Though one day before his resignation Lt. Mickey Smith led the SWAT team to a state victory, former sheriff Ronald Hewett had banned Smith from staff meetings and forbidden him to come into his office.

Smith, a 15-year veteran of the sheriff’s office, served as the head of the drug enforcement unit and the SWAT team during his tenure at the sheriff’s office.

He resigned March 21.

In Smith’s resignation letter to Hewett, he writes, “I feel I am no longer able to perform my duties to this office or the citizens because of the restrictions placed on me by you.

“You have limited the avenue of communication between us by sending messages from subordinates and banning me from staff meetings. This has made my job overwhelmingly difficult and mentally stressful,” Smith’s letter states.

In the sworn affidavit of drug agent Billy Caulk, he states Hewett told him to tell Smith he was not to come to any more staff meetings, and “he did not want to see Mickey Smith in his office or at his office door.”

“Sheriff Hewett also advised [Caulk] he was to tell Mickey Smith he needed to buy a personal vehicle,” Caulk’s affidavit states.

Smith’s affidavit echoes Caulk’s.

Smith said Hewett treated him this way because Smith was subpoenaed to testify before the federal grand jury.

“In June 2007, I was subpoenaed to appear and testify at the federal grand jury in Raleigh. Since that time I have been personally harassed and have witnessed numerous other employees harassed by Sheriff Ronald Hewett. This conduct includes, but is not limited to, Sheriff Hewett contacting a drug agent under my command on Jan. 9, 2008, and having him advise me and agent Kyle Jones that we were not to go to any more staff meetings on Mondays and Fridays and that agent Billy Caulk would attend those meetings,” he states.

“Agent Billy Caulk stated the sheriff advised that I ‘needed to buy a personal vehicle, and that I was not to speak to him any longer or go to his office.’ Anything needing the sheriff’s signature would have to be delivered by Agent Billy Caulk,” Smith’s affidavit states.

This and other behavior prevented Smith from properly doing his job, and put people in danger, he said.

“As commander of the Brunswick County Sheriff’s Office Drug Enforcement Unit and SWAT team I feel this erratic behavior demonstrated by Sheriff Ronald Hewett has jeopardized the safety of all law enforcement officers employed by Brunswick County as well as the citizens of Brunswick County,” Smith’s affidavit states.

“This conduct has resulted in my inability to perform my duties as Lt. of the Brunswick County Drug Enforcement Unit as well as the SWAT team and has also prevented other supervisors from performing their duties.”

Other allegations in Smith’s affidavits include:

• “I have personally observed Sheriff Ronald Hewett at SWAT call outs and crime scenes intoxicated, jeopardizing officers and civilians.
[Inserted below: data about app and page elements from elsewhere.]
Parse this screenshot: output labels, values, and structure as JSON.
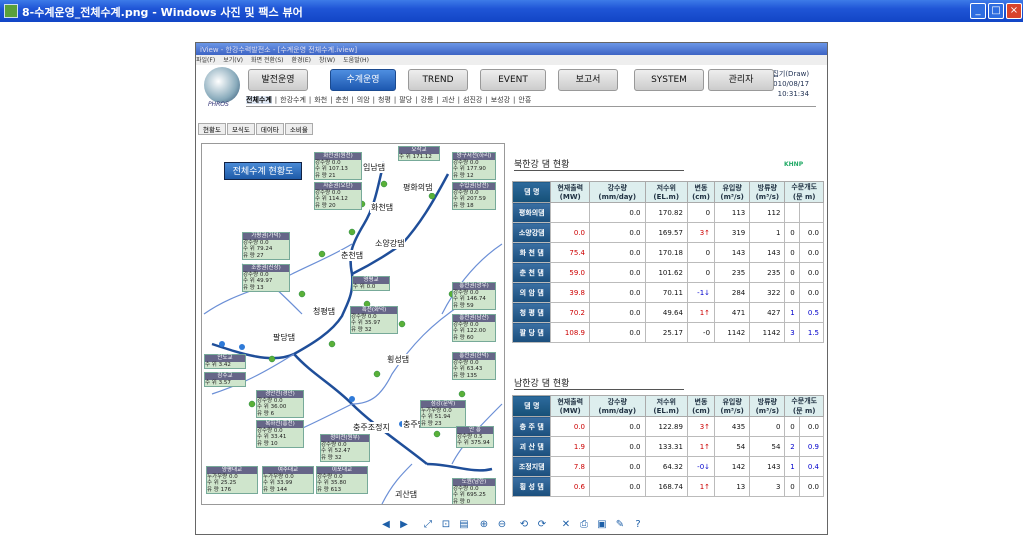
{
  "window": {
    "title": "8-수계운영_전체수계.png - Windows 사진 및 팩스 뷰어"
  },
  "inner": {
    "title": "iView - 한강수력발전소 - [수계운영 전체수계.iview]",
    "menu": [
      "파일(F)",
      "보기(V)",
      "화면 전환(S)",
      "환경(E)",
      "창(W)",
      "도움말(H)"
    ],
    "editor": "편집기(Draw)",
    "date": "2010/08/17",
    "time": "10:31:34",
    "logo_text": "PHROS"
  },
  "main_tabs": [
    "발전운영",
    "수계운영",
    "TREND",
    "EVENT",
    "보고서",
    "SYSTEM",
    "관리자"
  ],
  "subnav": [
    "전체수계",
    "한강수계",
    "화천",
    "춘천",
    "의암",
    "청평",
    "팔당",
    "강릉",
    "괴산",
    "섬진강",
    "보성강",
    "안흥"
  ],
  "view_tabs": [
    "현황도",
    "모식도",
    "데이타",
    "소비율"
  ],
  "map": {
    "title": "전체수계 현황도",
    "dams": [
      "평화의댐",
      "화천댐",
      "소양강댐",
      "춘천댐",
      "의암댐",
      "청평댐",
      "팔당댐",
      "횡성댐",
      "충주조정지",
      "충주댐",
      "괴산댐",
      "임남댐"
    ]
  },
  "stations": [
    {
      "name": "오작교",
      "rows": [
        "수 위  171.12"
      ]
    },
    {
      "name": "화천권(원천)",
      "rows": [
        "강수량  0.0",
        "수 위  107.13",
        "유 량  21"
      ]
    },
    {
      "name": "양구서천(하리)",
      "rows": [
        "강수량  0.0",
        "수 위  177.90",
        "유 량  12"
      ]
    },
    {
      "name": "자춘권(오탄)",
      "rows": [
        "강수량  0.0",
        "수 위  114.12",
        "유 량  20"
      ]
    },
    {
      "name": "수입권(남전)",
      "rows": [
        "강수량  0.0",
        "수 위  207.59",
        "유 량  18"
      ]
    },
    {
      "name": "가평권(가덕)",
      "rows": [
        "강수량  0.0",
        "수 위  79.24",
        "유 량  27"
      ]
    },
    {
      "name": "조종권(신상)",
      "rows": [
        "강수량  0.0",
        "수 위  49.97",
        "유 량  13"
      ]
    },
    {
      "name": "영평교",
      "rows": [
        "수 위  0.0"
      ]
    },
    {
      "name": "홍천권(광우)",
      "rows": [
        "강수량  0.0",
        "수 위  146.74",
        "유 량  59"
      ]
    },
    {
      "name": "홍천권(남산)",
      "rows": [
        "강수량  0.0",
        "수 위  122.00",
        "유 량  60"
      ]
    },
    {
      "name": "흑천(화덕)",
      "rows": [
        "강수량  0.0",
        "수 위  35.97",
        "유 량  32"
      ]
    },
    {
      "name": "안도교",
      "rows": [
        "수 위  3.42"
      ]
    },
    {
      "name": "잠수교",
      "rows": [
        "수 위  3.57"
      ]
    },
    {
      "name": "홍천권(한덕)",
      "rows": [
        "강수량  0.0",
        "수 위  63.43",
        "유 량  135"
      ]
    },
    {
      "name": "경안천(경안)",
      "rows": [
        "강수량  0.0",
        "수 위  36.00",
        "유 량  6"
      ]
    },
    {
      "name": "복하천(흥천)",
      "rows": [
        "강수량  0.0",
        "수 위  33.41",
        "유 량  10"
      ]
    },
    {
      "name": "섬강(문막)",
      "rows": [
        "누가우량  0.0",
        "수 위  51.94",
        "유 량  23"
      ]
    },
    {
      "name": "청미천(원부)",
      "rows": [
        "강수량  0.0",
        "수 위  52.47",
        "유 량  32"
      ]
    },
    {
      "name": "안 흥",
      "rows": [
        "강수량  0.5",
        "수 위  375.94"
      ]
    },
    {
      "name": "양평대교",
      "rows": [
        "누가우량  0.0",
        "수 위  25.25",
        "유 량  176"
      ]
    },
    {
      "name": "여주대교",
      "rows": [
        "누가우량  0.0",
        "수 위  33.99",
        "유 량  144"
      ]
    },
    {
      "name": "이포대교",
      "rows": [
        "강수량  0.0",
        "수 위  35.80",
        "유 량  613"
      ]
    },
    {
      "name": "도원(남한)",
      "rows": [
        "강수량  0.0",
        "수 위  695.25",
        "유 량  0"
      ]
    }
  ],
  "north": {
    "title": "북한강 댐 현황",
    "headers": [
      "댐 명",
      "현재출력",
      "강수량",
      "저수위",
      "변동",
      "유입량",
      "방류량",
      "수문개도"
    ],
    "units": [
      "",
      "(MW)",
      "(mm/day)",
      "(EL.m)",
      "(cm)",
      "(m³/s)",
      "(m³/s)",
      "(문 m)"
    ],
    "rows": [
      [
        "평화의댐",
        "",
        "0.0",
        "170.82",
        "0",
        "113",
        "112",
        "",
        ""
      ],
      [
        "소양강댐",
        "0.0",
        "0.0",
        "169.57",
        "3↑",
        "319",
        "1",
        "0",
        "0.0"
      ],
      [
        "화 천 댐",
        "75.4",
        "0.0",
        "170.18",
        "0",
        "143",
        "143",
        "0",
        "0.0"
      ],
      [
        "춘 천 댐",
        "59.0",
        "0.0",
        "101.62",
        "0",
        "235",
        "235",
        "0",
        "0.0"
      ],
      [
        "의 암 댐",
        "39.8",
        "0.0",
        "70.11",
        "-1↓",
        "284",
        "322",
        "0",
        "0.0"
      ],
      [
        "청 평 댐",
        "70.2",
        "0.0",
        "49.64",
        "1↑",
        "471",
        "427",
        "1",
        "0.5"
      ],
      [
        "팔 당 댐",
        "108.9",
        "0.0",
        "25.17",
        "-0",
        "1142",
        "1142",
        "3",
        "1.5"
      ]
    ]
  },
  "south": {
    "title": "남한강 댐 현황",
    "headers": [
      "댐 명",
      "현재출력",
      "강수량",
      "저수위",
      "변동",
      "유입량",
      "방류량",
      "수문개도"
    ],
    "units": [
      "",
      "(MW)",
      "(mm/day)",
      "(EL.m)",
      "(cm)",
      "(m³/s)",
      "(m³/s)",
      "(문 m)"
    ],
    "rows": [
      [
        "충 주 댐",
        "0.0",
        "0.0",
        "122.89",
        "3↑",
        "435",
        "0",
        "0",
        "0.0"
      ],
      [
        "괴 산 댐",
        "1.9",
        "0.0",
        "133.31",
        "1↑",
        "54",
        "54",
        "2",
        "0.9"
      ],
      [
        "조정지댐",
        "7.8",
        "0.0",
        "64.32",
        "-0↓",
        "142",
        "143",
        "1",
        "0.4"
      ],
      [
        "횡 성 댐",
        "0.6",
        "0.0",
        "168.74",
        "1↑",
        "13",
        "3",
        "0",
        "0.0"
      ]
    ]
  },
  "kepco": "KHNP",
  "toolbar_icons": [
    "prev-icon",
    "next-icon",
    "fit-icon",
    "actual-size-icon",
    "slideshow-icon",
    "zoom-in-icon",
    "zoom-out-icon",
    "rotate-left-icon",
    "rotate-right-icon",
    "delete-icon",
    "print-icon",
    "save-icon",
    "edit-icon",
    "help-icon"
  ]
}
These crime scenes include a family reunion on McMilly Road on Sept. 2, 2006, where people were in the street allegedly rioting; a dive team callout on 10-28-05 on Makatoka Road for the homicide investigation of Kendrick Sparrow; an officer-involved shooting in the Leland area; and a SWAT callout on 9-8-03. At that 9-8-03 event Sheriff Ronald Hewett allowed his son Justin to be at the scene and wear department-issue protective gear. I was advised by Capt. Caison that SWAT services were no longer needed because the sheriff and his son made entry into the residence. At the time Justin was under the age of 20 and not a sworn law enforcement officer.”
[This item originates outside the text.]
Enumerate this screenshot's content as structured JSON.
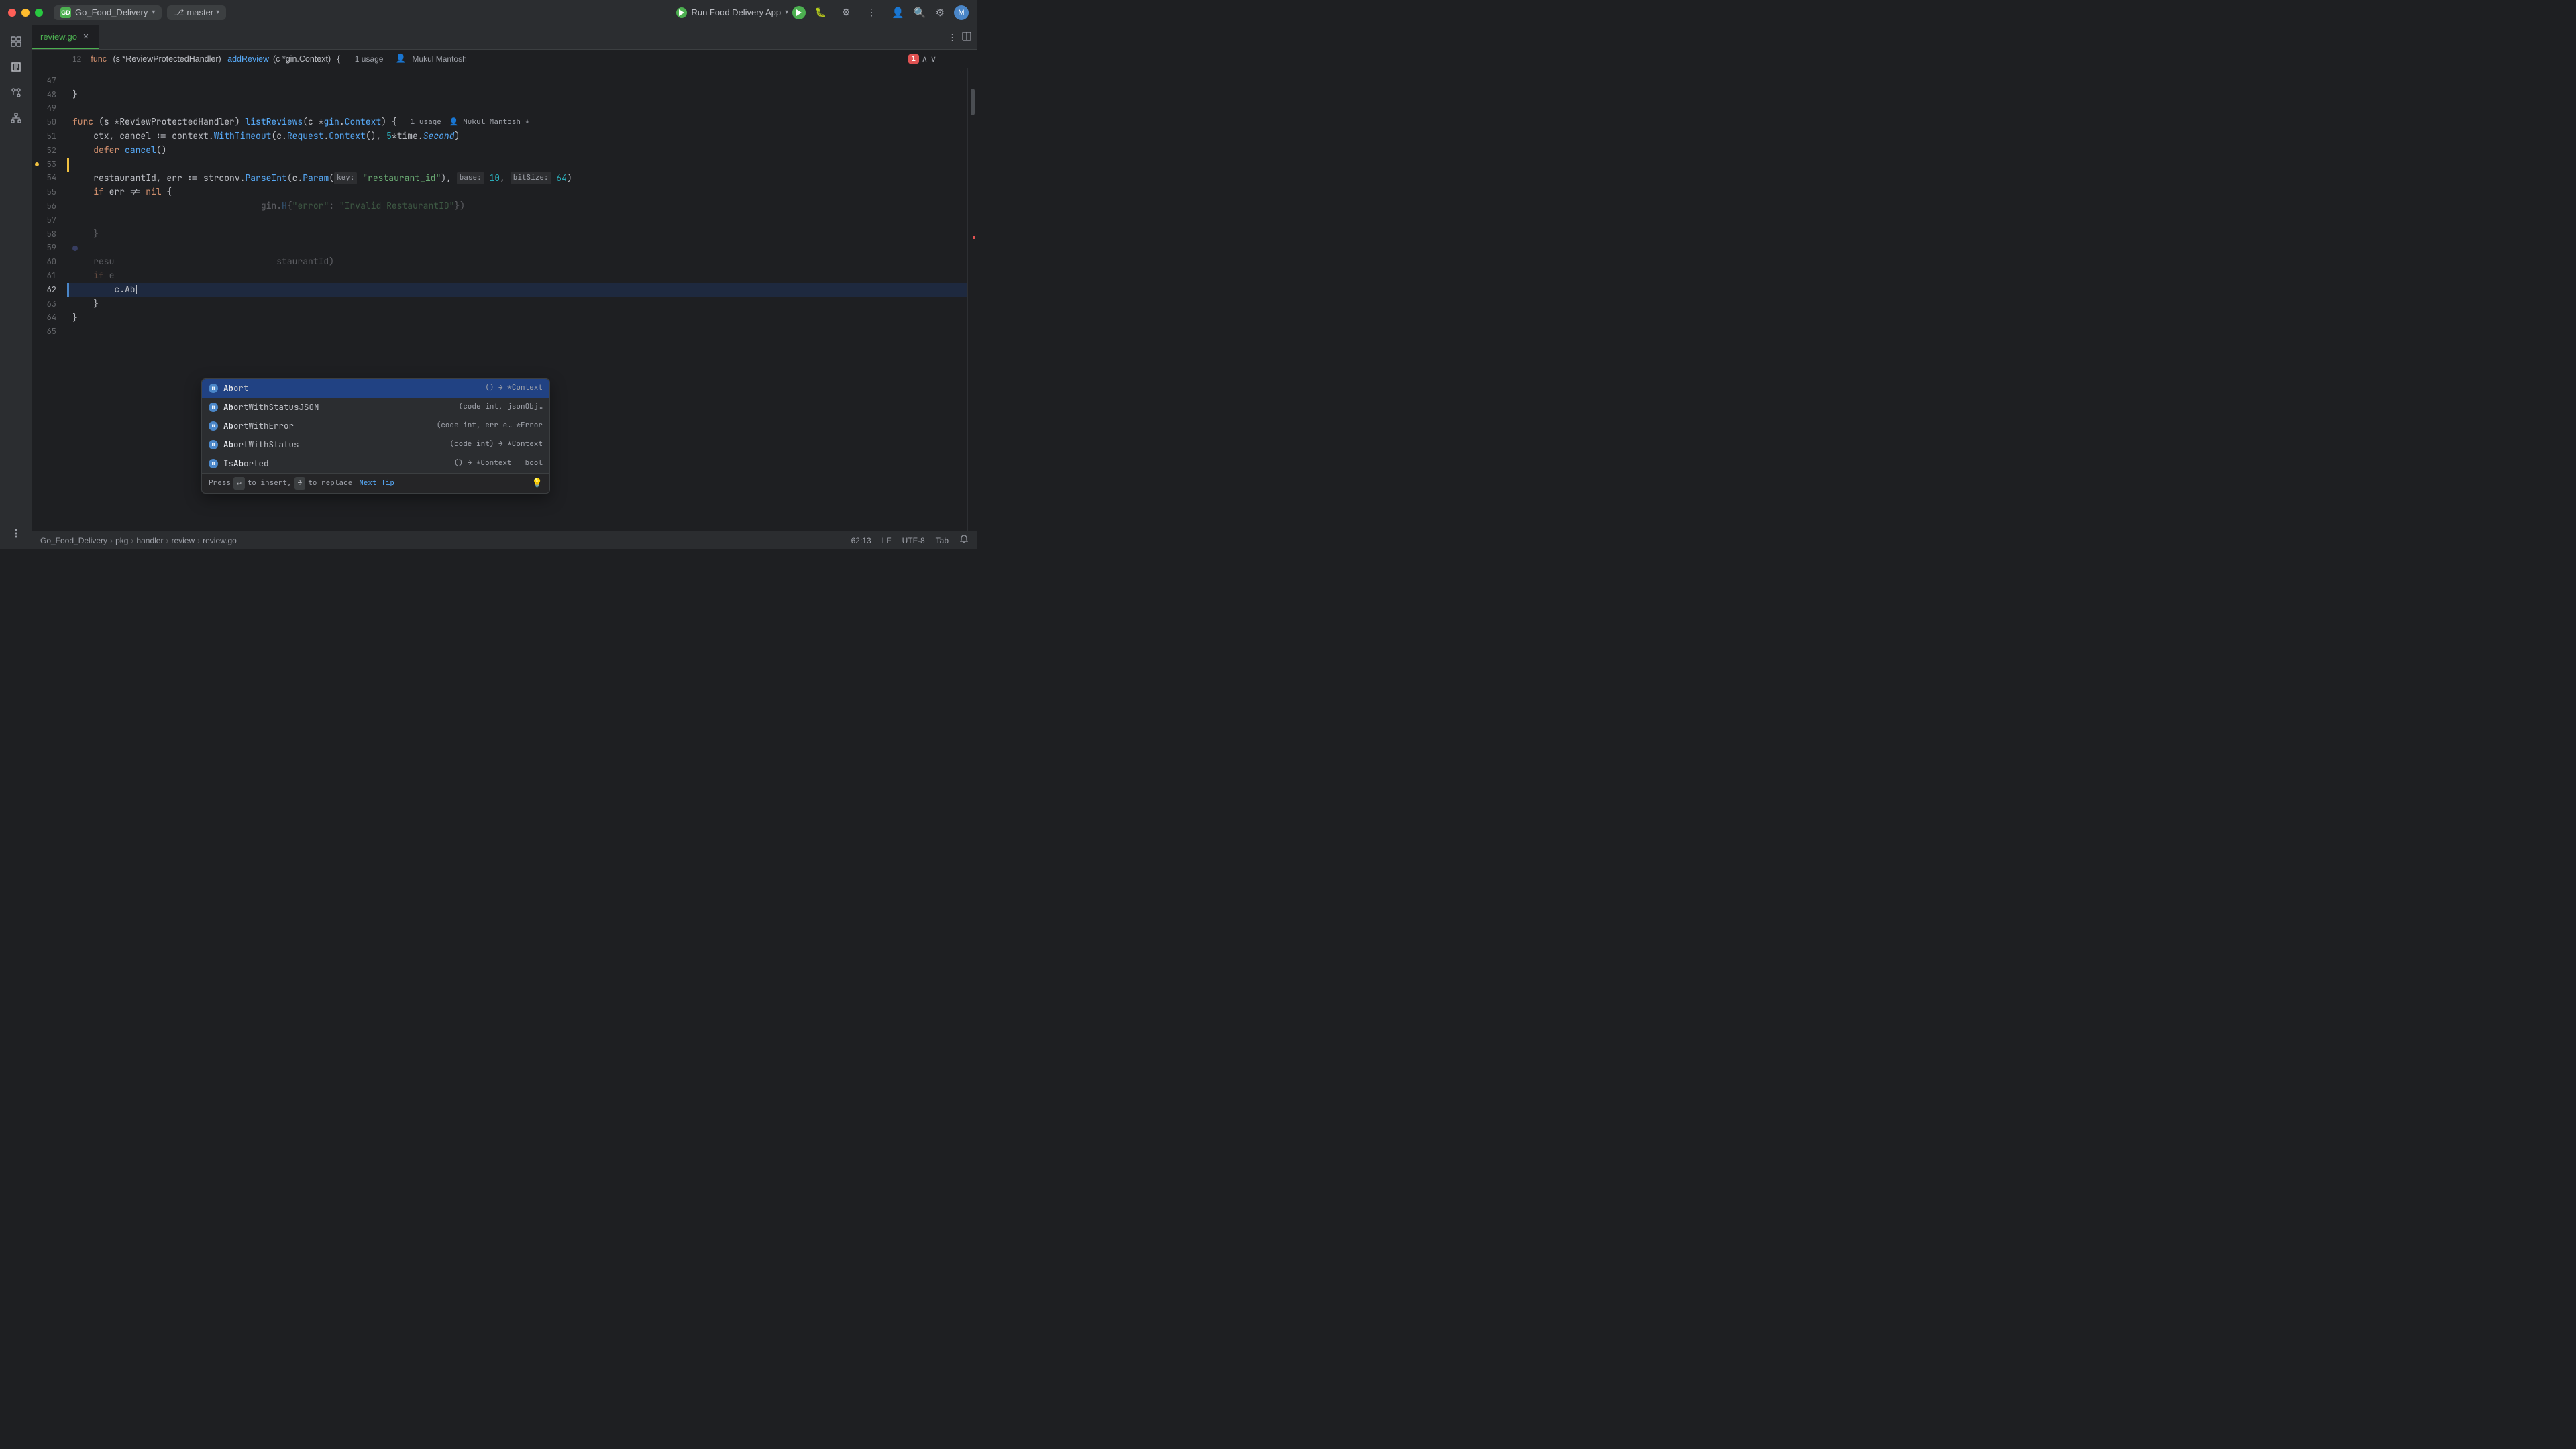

• “Sheriff Ronald E. Hewett has required me to work while on duty at his personal property at least nine separate occasions since January 2004. Each project consisted of a minimum of one to two days of work. Work done included building landscaping beds, planting trees, spreading pine straw, bedding, raking his road and cleaning ditches, cutting trees, moving debris and laying sod.”
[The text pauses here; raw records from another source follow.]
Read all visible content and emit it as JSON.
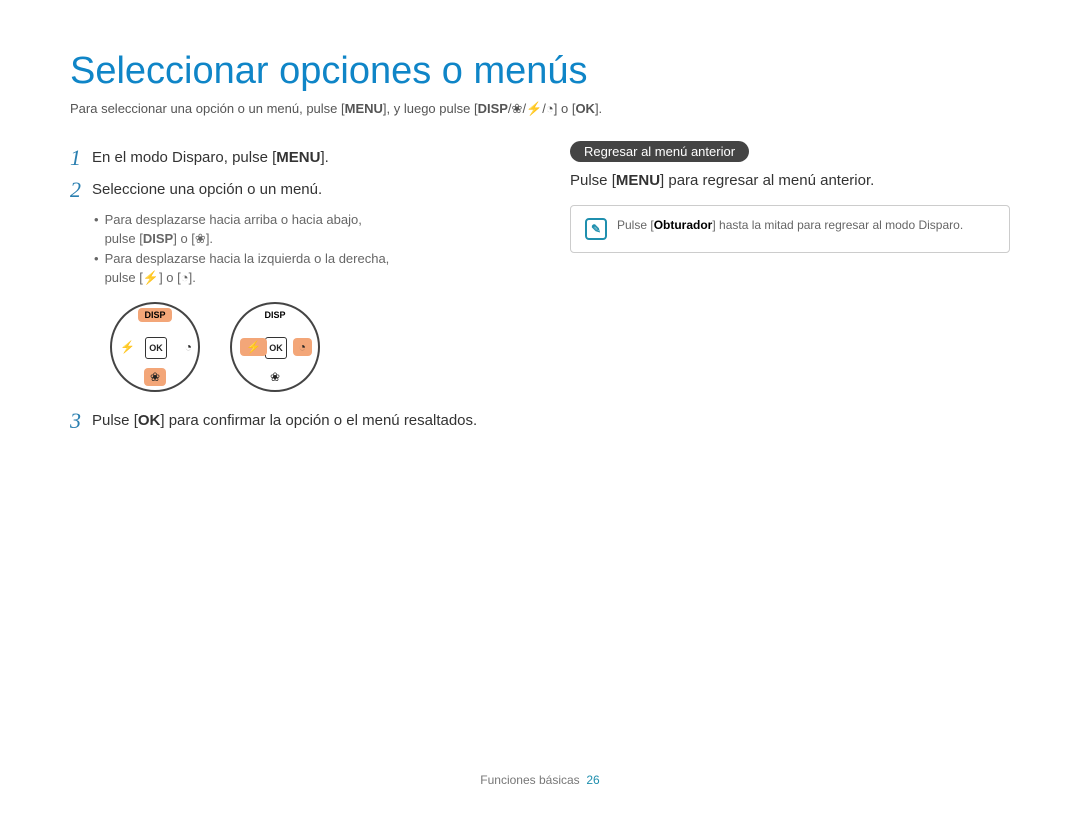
{
  "title": "Seleccionar opciones o menús",
  "intro": {
    "a": "Para seleccionar una opción o un menú, pulse [",
    "menu": "MENU",
    "b": "], y luego pulse [",
    "disp": "DISP",
    "c": "/",
    "d": "/",
    "e": "/",
    "f": "] o [",
    "ok": "OK",
    "g": "]."
  },
  "steps": {
    "s1": {
      "n": "1",
      "a": "En el modo Disparo, pulse [",
      "menu": "MENU",
      "b": "]."
    },
    "s2": {
      "n": "2",
      "a": "Seleccione una opción o un menú."
    },
    "sub1": {
      "a": "Para desplazarse hacia arriba o hacia abajo,",
      "b": "pulse [",
      "disp": "DISP",
      "c": "] o ["
    },
    "sub2": {
      "a": "Para desplazarse hacia la izquierda o la derecha,",
      "b": "pulse [",
      "c": "] o ["
    },
    "s3": {
      "n": "3",
      "a": "Pulse [",
      "ok": "OK",
      "b": "] para confirmar la opción o el menú resaltados."
    }
  },
  "wheel": {
    "disp": "DISP",
    "ok": "OK"
  },
  "right": {
    "pill": "Regresar al menú anterior",
    "text": {
      "a": "Pulse [",
      "menu": "MENU",
      "b": "] para regresar al menú anterior."
    },
    "note": {
      "a": "Pulse [",
      "btn": "Obturador",
      "b": "] hasta la mitad para regresar al modo Disparo."
    }
  },
  "footer": {
    "section": "Funciones básicas",
    "page": "26"
  }
}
• “Sheriff Hewett has called me numerous times since my promotion in January 2004 during the evening hours talking about other deputies, staff members, or yelling at me. At many of those times he sounded noticeably intoxicated, slurring his speech and repeated himself.”

• “On 6-15-05, I was directed to go to Omni Storage to help paint Hewett’s 4X8 political signs. Others present were Keith Smith, Capt. Kevin Holden and Jim Barr. Capt. Caison arrived later. I was paid by the county on this day.”